[What is needed] Print all the records exactly, please.

[Supplied records]
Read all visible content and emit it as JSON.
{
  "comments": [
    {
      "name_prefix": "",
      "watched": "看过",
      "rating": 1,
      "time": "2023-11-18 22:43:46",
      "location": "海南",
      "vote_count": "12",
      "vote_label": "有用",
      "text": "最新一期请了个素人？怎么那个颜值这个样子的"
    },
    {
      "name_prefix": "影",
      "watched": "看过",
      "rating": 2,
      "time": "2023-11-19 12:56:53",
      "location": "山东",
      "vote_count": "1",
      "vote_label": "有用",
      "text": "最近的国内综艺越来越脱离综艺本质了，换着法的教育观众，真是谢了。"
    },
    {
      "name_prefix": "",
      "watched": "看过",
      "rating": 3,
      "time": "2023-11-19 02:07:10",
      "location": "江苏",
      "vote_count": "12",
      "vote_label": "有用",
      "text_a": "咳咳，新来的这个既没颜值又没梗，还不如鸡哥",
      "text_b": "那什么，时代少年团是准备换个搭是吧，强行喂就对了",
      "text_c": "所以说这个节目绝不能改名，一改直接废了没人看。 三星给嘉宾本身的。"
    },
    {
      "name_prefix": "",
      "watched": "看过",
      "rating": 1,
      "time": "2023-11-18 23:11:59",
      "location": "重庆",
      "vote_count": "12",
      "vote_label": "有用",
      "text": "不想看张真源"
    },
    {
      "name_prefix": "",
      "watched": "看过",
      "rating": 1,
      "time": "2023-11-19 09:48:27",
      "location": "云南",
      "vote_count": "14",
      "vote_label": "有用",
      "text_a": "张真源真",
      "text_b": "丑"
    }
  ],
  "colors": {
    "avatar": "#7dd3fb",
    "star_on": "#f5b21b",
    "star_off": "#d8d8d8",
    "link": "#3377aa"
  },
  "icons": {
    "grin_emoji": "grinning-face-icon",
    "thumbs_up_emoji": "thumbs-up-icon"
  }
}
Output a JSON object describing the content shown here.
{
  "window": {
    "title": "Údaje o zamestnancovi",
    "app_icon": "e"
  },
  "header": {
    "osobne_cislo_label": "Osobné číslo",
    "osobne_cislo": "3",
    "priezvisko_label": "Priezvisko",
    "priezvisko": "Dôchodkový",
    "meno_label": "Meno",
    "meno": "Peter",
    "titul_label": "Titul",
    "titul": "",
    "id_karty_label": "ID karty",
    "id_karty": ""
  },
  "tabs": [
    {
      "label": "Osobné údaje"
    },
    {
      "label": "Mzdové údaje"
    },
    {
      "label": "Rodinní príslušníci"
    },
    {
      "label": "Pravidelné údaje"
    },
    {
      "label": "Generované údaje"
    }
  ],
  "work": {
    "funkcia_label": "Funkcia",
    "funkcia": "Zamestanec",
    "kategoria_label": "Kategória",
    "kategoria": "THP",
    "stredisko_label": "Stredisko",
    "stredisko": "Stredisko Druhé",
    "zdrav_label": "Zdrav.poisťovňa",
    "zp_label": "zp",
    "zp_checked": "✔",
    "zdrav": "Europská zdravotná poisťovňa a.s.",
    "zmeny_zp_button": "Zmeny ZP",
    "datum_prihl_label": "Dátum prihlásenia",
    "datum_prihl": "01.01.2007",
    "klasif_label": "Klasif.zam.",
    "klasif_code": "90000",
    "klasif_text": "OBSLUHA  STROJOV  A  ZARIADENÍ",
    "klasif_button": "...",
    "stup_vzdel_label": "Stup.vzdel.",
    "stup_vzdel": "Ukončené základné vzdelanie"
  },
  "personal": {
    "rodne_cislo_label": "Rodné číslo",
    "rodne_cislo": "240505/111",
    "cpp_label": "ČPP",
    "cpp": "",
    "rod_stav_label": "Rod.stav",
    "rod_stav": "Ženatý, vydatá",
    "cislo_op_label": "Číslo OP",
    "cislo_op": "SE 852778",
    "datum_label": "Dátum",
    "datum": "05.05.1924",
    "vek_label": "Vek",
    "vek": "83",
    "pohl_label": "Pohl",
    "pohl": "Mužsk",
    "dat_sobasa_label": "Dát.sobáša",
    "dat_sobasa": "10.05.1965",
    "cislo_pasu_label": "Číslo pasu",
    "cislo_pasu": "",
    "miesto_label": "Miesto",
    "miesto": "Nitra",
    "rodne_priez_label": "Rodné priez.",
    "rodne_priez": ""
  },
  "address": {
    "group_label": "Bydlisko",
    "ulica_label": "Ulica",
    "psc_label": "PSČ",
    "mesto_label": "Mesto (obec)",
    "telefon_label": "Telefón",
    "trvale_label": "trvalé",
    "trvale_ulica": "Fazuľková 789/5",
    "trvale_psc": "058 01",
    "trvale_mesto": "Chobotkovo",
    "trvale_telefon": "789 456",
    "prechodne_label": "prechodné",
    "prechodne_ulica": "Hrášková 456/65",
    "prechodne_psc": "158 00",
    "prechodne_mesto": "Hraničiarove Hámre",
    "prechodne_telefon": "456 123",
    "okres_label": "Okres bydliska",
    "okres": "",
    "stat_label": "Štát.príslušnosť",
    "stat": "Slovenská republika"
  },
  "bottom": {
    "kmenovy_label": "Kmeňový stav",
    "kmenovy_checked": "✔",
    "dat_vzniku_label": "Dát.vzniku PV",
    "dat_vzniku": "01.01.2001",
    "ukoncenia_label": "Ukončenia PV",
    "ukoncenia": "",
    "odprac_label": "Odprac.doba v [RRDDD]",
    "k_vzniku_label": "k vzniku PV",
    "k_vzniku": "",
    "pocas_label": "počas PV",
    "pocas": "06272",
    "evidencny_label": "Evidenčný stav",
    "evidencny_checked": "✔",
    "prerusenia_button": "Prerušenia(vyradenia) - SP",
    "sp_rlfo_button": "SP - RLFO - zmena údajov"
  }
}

[Solution to this task]
Read all visible content and emit it as JSON.
{
  "comments": [
    {
      "name_prefix": "",
      "watched": "看过",
      "rating": 1,
      "time": "2023-11-18 22:43:46",
      "location": "海南",
      "vote_count": "12",
      "vote_label": "有用",
      "text": "最新一期请了个素人？怎么那个颜值这个样子的"
    },
    {
      "name_prefix": "影",
      "watched": "看过",
      "rating": 2,
      "time": "2023-11-19 12:56:53",
      "location": "山东",
      "vote_count": "1",
      "vote_label": "有用",
      "text": "最近的国内综艺越来越脱离综艺本质了，换着法的教育观众，真是谢了。"
    },
    {
      "name_prefix": "",
      "watched": "看过",
      "rating": 3,
      "time": "2023-11-19 02:07:10",
      "location": "江苏",
      "vote_count": "12",
      "vote_label": "有用",
      "text_a": "咳咳，新来的这个既没颜值又没梗，还不如鸡哥",
      "text_b": "那什么，时代少年团是准备换个搭是吧，强行喂就对了",
      "text_c": "所以说这个节目绝不能改名，一改直接废了没人看。 三星给嘉宾本身的。"
    },
    {
      "name_prefix": "",
      "watched": "看过",
      "rating": 1,
      "time": "2023-11-18 23:11:59",
      "location": "重庆",
      "vote_count": "12",
      "vote_label": "有用",
      "text": "不想看张真源"
    },
    {
      "name_prefix": "",
      "watched": "看过",
      "rating": 1,
      "time": "2023-11-19 09:48:27",
      "location": "云南",
      "vote_count": "14",
      "vote_label": "有用",
      "text_a": "张真源真",
      "text_b": "丑"
    }
  ],
  "colors": {
    "avatar": "#7dd3fb",
    "star_on": "#f5b21b",
    "star_off": "#d8d8d8",
    "link": "#3377aa"
  },
  "icons": {
    "grin_emoji": "grinning-face-icon",
    "thumbs_up_emoji": "thumbs-up-icon"
  }
}
Output a JSON object describing the content shown here.
{
  "window": {
    "title": "Údaje o zamestnancovi",
    "app_icon": "e"
  },
  "header": {
    "osobne_cislo_label": "Osobné číslo",
    "osobne_cislo": "3",
    "priezvisko_label": "Priezvisko",
    "priezvisko": "Dôchodkový",
    "meno_label": "Meno",
    "meno": "Peter",
    "titul_label": "Titul",
    "titul": "",
    "id_karty_label": "ID karty",
    "id_karty": ""
  },
  "tabs": [
    {
      "label": "Osobné údaje"
    },
    {
      "label": "Mzdové údaje"
    },
    {
      "label": "Rodinní príslušníci"
    },
    {
      "label": "Pravidelné údaje"
    },
    {
      "label": "Generované údaje"
    }
  ],
  "work": {
    "funkcia_label": "Funkcia",
    "funkcia": "Zamestanec",
    "kategoria_label": "Kategória",
    "kategoria": "THP",
    "stredisko_label": "Stredisko",
    "stredisko": "Stredisko Druhé",
    "zdrav_label": "Zdrav.poisťovňa",
    "zp_label": "zp",
    "zp_checked": "✔",
    "zdrav": "Europská zdravotná poisťovňa a.s.",
    "zmeny_zp_button": "Zmeny ZP",
    "datum_prihl_label": "Dátum prihlásenia",
    "datum_prihl": "01.01.2007",
    "klasif_label": "Klasif.zam.",
    "klasif_code": "90000",
    "klasif_text": "OBSLUHA  STROJOV  A  ZARIADENÍ",
    "klasif_button": "...",
    "stup_vzdel_label": "Stup.vzdel.",
    "stup_vzdel": "Ukončené základné vzdelanie"
  },
  "personal": {
    "rodne_cislo_label": "Rodné číslo",
    "rodne_cislo": "240505/111",
    "cpp_label": "ČPP",
    "cpp": "",
    "rod_stav_label": "Rod.stav",
    "rod_stav": "Ženatý, vydatá",
    "cislo_op_label": "Číslo OP",
    "cislo_op": "SE 852778",
    "datum_label": "Dátum",
    "datum": "05.05.1924",
    "vek_label": "Vek",
    "vek": "83",
    "pohl_label": "Pohl",
    "pohl": "Mužsk",
    "dat_sobasa_label": "Dát.sobáša",
    "dat_sobasa": "10.05.1965",
    "cislo_pasu_label": "Číslo pasu",
    "cislo_pasu": "",
    "miesto_label": "Miesto",
    "miesto": "Nitra",
    "rodne_priez_label": "Rodné priez.",
    "rodne_priez": ""
  },
  "address": {
    "group_label": "Bydlisko",
    "ulica_label": "Ulica",
    "psc_label": "PSČ",
    "mesto_label": "Mesto (obec)",
    "telefon_label": "Telefón",
    "trvale_label": "trvalé",
    "trvale_ulica": "Fazuľková 789/5",
    "trvale_psc": "058 01",
    "trvale_mesto": "Chobotkovo",
    "trvale_telefon": "789 456",
    "prechodne_label": "prechodné",
    "prechodne_ulica": "Hrášková 456/65",
    "prechodne_psc": "158 00",
    "prechodne_mesto": "Hraničiarove Hámre",
    "prechodne_telefon": "456 123",
    "okres_label": "Okres bydliska",
    "okres": "",
    "stat_label": "Štát.príslušnosť",
    "stat": "Slovenská republika"
  },
  "bottom": {
    "kmenovy_label": "Kmeňový stav",
    "kmenovy_checked": "✔",
    "dat_vzniku_label": "Dát.vzniku PV",
    "dat_vzniku": "01.01.2001",
    "ukoncenia_label": "Ukončenia PV",
    "ukoncenia": "",
    "odprac_label": "Odprac.doba v [RRDDD]",
    "k_vzniku_label": "k vzniku PV",
    "k_vzniku": "",
    "pocas_label": "počas PV",
    "pocas": "06272",
    "evidencny_label": "Evidenčný stav",
    "evidencny_checked": "✔",
    "prerusenia_button": "Prerušenia(vyradenia) - SP",
    "sp_rlfo_button": "SP - RLFO - zmena údajov"
  }
}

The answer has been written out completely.